New Delhi: A day after the odd-even scheme ended in the capital, severe traffic congestion was reported from different parts of the capital on Saturday, as the city's traffic police chief stressed that snarls can only be prevented by implementing car restriction schemes.
The views of Special Commissioner of Police (Traffic) Muktesh Chander may not be entirely misplaced because soon after the scheme ended on January 15, traffic jams were reported from many parts of Delhi such as Pankha Road, Nangloi Chowk amd Kimaya Park in west Delhi.
Long tailbacks were also seen at the stretches between Patel Chowk in central Delhi to Shadipur in west Delhi and between Pusa Road and Shadipur, an officer monitoring the situation at the Delhi Police traffic control room told IANS.
"The jams in the city are self explanatory. Till the odd-even scheme was operational, the number of cars plying on Delhi's roads was reduced drastically. But now that all cars are allowed, traffic congestion is happening," Muktesh Chander told IANS, pitching his weight behind the Delhi government's move that was essentially for controlling the severe pollution in the city.
Till 7.30 pm on Saturday, more than 40 calls were registered with the Delhi Traffic Police Helpline.
Most traffic jam related calls were received from areas near Qutub Minar, Peeragarhi, Badarpur to Ashram, Wazirabad, Burari in northwest Delhi to Delhi Cantonment, M.G. Road in south Delhi and Mehrauli.
"Today, the situation has been extremely bad. There is heavy traffic jam almost in all major areas especially south Delhi. This is definitely a drastic difference post odd-even days," a Delhi Traffic Helpline official told IANS.
Traffic snarls were also reported at east Delhi's Khichdipur, outer Delhi's Burari bypass and the flyover at northeast Delhi's Shahdara.
Hundreds of commuters were stuck in a severe jam on the Ring Road in South Extension area.

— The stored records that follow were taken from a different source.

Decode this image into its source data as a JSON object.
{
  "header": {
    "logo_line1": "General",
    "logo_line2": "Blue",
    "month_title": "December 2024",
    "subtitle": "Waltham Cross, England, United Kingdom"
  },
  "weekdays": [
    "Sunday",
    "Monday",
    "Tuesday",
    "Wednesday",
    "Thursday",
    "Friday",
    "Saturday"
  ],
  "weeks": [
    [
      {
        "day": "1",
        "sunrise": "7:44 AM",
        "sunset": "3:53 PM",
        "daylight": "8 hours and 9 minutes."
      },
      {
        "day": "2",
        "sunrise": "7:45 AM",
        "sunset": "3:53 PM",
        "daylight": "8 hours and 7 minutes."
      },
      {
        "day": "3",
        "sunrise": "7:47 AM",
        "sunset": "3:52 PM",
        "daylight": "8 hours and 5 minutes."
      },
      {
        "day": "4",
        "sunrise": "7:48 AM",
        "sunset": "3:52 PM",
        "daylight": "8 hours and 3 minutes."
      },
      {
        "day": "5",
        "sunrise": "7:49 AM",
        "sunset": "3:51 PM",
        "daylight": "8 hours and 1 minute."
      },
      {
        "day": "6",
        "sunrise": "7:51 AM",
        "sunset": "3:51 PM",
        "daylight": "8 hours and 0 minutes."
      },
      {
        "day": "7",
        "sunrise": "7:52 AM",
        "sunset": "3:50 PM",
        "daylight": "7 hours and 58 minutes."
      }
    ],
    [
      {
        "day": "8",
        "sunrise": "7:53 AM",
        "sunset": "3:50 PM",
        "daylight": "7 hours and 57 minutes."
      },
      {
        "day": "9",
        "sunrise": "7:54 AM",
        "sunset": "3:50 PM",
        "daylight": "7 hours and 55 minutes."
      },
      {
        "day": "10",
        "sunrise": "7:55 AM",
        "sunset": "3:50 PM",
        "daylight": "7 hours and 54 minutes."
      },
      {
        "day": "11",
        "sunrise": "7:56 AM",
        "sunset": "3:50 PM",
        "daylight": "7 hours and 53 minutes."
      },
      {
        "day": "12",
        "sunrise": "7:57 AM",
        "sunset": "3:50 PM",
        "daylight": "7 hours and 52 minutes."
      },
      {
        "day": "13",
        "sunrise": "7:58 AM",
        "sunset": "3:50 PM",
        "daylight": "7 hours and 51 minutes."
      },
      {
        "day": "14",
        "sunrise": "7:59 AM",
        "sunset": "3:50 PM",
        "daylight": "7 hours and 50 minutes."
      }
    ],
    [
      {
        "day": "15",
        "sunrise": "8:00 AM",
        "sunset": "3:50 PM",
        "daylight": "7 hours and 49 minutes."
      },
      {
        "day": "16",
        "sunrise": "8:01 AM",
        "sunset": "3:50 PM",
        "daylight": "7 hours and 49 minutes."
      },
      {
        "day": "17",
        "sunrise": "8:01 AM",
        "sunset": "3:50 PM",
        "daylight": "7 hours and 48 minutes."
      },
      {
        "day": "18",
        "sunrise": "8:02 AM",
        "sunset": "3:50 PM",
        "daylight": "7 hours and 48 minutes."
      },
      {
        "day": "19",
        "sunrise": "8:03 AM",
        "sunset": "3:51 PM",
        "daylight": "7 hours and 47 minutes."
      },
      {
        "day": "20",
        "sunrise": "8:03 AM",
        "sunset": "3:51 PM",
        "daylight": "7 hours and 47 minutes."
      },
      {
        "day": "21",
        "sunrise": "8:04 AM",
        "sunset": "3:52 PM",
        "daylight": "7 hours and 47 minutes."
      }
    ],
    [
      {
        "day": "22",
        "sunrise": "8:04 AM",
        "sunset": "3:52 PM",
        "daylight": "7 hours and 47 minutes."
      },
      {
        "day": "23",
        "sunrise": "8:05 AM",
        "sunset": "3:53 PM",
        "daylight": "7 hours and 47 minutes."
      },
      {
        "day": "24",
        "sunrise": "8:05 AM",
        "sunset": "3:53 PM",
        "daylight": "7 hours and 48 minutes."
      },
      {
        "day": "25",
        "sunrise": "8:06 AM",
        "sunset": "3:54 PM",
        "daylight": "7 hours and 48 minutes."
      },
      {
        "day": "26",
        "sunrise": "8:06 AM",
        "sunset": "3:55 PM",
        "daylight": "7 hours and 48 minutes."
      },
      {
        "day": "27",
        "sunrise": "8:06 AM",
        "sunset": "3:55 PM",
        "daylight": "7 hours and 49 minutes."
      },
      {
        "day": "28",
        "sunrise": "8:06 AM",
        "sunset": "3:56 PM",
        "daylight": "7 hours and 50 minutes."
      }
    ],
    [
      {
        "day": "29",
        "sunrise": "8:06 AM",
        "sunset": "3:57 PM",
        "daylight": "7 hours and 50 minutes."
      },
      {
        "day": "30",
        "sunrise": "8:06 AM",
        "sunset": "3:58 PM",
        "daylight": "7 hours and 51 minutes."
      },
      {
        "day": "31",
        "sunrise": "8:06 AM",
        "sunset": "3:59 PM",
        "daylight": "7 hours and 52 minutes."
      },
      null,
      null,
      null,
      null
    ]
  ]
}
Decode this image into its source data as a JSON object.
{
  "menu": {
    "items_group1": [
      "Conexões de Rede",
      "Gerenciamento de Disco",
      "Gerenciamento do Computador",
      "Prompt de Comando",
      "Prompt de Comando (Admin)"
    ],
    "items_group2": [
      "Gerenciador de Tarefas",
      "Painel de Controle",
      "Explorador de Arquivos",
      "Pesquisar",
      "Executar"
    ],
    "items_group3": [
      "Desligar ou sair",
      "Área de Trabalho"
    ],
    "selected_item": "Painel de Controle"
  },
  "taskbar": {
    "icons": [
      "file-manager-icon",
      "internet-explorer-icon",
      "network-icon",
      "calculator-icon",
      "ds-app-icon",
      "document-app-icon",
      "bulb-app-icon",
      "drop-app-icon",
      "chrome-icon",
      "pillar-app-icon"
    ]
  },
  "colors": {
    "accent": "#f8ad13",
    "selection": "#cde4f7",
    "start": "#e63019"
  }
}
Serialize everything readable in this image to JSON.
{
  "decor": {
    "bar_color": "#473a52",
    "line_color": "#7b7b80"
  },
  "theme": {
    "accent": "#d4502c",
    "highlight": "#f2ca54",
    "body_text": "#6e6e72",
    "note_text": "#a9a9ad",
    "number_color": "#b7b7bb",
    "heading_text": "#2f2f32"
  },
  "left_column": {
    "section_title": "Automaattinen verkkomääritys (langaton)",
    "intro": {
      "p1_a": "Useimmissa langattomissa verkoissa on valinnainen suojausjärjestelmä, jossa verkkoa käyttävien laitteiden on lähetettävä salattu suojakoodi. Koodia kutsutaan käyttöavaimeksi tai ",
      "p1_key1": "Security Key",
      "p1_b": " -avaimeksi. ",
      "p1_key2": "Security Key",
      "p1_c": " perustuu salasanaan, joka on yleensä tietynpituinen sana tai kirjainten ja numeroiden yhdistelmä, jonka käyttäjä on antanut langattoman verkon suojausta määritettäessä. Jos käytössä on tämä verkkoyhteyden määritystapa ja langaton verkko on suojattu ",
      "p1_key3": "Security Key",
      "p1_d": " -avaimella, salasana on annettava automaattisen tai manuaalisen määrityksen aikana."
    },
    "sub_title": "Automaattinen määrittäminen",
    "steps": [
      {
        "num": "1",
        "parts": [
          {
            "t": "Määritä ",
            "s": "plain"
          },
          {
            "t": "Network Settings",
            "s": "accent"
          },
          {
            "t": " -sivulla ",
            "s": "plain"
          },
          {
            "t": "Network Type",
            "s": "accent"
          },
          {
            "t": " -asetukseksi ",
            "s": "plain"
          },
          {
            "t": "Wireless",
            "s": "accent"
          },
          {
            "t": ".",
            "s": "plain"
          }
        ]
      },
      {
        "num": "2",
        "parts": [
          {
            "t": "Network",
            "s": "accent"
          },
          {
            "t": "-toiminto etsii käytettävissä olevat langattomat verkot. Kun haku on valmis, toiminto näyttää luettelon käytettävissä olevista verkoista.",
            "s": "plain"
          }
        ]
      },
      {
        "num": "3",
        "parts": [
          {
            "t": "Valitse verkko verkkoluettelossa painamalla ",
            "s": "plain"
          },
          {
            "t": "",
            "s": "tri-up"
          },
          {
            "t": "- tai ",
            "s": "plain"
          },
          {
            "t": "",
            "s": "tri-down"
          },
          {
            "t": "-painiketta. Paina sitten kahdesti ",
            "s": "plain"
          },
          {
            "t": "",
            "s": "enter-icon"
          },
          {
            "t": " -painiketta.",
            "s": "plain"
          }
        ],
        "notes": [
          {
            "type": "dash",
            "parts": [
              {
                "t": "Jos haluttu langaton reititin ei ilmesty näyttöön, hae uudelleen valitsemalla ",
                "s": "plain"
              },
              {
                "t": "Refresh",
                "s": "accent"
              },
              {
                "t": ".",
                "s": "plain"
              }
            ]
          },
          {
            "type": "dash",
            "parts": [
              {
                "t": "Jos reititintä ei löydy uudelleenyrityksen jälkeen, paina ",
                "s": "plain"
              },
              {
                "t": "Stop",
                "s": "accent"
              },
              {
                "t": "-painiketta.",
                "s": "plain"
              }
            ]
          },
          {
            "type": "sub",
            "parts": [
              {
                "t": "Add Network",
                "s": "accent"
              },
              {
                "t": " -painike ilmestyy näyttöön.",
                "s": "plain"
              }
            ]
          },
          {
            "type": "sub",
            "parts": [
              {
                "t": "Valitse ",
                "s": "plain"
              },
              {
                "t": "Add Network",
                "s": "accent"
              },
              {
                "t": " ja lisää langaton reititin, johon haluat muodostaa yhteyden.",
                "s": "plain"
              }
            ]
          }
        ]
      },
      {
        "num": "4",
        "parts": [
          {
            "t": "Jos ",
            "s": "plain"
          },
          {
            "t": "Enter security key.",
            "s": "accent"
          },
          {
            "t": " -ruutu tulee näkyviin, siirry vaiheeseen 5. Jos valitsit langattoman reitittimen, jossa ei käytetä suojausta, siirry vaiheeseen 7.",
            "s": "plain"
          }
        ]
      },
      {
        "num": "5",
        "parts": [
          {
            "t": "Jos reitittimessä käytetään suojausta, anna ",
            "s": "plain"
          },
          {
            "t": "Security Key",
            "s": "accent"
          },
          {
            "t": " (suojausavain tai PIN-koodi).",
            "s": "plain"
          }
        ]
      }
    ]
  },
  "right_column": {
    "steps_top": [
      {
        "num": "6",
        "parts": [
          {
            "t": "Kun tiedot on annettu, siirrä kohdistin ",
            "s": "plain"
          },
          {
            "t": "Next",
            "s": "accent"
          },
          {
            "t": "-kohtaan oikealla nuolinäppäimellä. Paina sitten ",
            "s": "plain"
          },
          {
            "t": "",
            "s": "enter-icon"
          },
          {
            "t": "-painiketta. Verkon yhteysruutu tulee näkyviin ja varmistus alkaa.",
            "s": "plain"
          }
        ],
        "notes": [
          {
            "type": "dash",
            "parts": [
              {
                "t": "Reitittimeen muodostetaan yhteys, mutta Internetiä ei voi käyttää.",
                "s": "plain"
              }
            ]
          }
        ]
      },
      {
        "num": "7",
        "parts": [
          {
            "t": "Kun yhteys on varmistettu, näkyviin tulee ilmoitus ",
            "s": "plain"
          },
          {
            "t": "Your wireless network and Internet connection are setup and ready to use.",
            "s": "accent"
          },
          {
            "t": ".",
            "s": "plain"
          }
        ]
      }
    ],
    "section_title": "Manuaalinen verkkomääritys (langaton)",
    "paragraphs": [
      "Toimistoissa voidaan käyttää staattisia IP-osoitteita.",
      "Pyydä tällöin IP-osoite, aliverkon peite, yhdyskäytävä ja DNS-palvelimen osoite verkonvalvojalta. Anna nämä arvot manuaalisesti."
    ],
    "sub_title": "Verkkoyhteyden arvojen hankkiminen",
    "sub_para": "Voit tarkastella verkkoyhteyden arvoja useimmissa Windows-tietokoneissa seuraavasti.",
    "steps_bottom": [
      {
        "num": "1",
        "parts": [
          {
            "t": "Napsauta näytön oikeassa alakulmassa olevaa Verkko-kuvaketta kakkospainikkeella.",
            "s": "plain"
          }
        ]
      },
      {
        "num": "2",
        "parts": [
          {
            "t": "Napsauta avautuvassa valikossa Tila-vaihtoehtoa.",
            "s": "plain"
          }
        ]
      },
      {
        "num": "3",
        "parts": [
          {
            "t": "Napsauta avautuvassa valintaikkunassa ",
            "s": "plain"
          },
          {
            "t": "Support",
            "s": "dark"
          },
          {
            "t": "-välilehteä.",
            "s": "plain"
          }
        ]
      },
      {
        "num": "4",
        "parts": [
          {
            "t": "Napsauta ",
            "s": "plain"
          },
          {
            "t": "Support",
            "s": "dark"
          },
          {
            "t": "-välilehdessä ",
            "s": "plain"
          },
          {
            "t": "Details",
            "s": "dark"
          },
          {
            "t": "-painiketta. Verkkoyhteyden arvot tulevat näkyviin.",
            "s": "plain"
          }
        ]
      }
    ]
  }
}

"During the odd-even days, traffic was smooth from Ring Road to Lajpat Nagar via South Extension. But today, there was heavy traffic jam on that stretch around 11 am. It took me close to an hour to cross that stretch," said Deborah George, who works for an advertising company in Greater Kailash.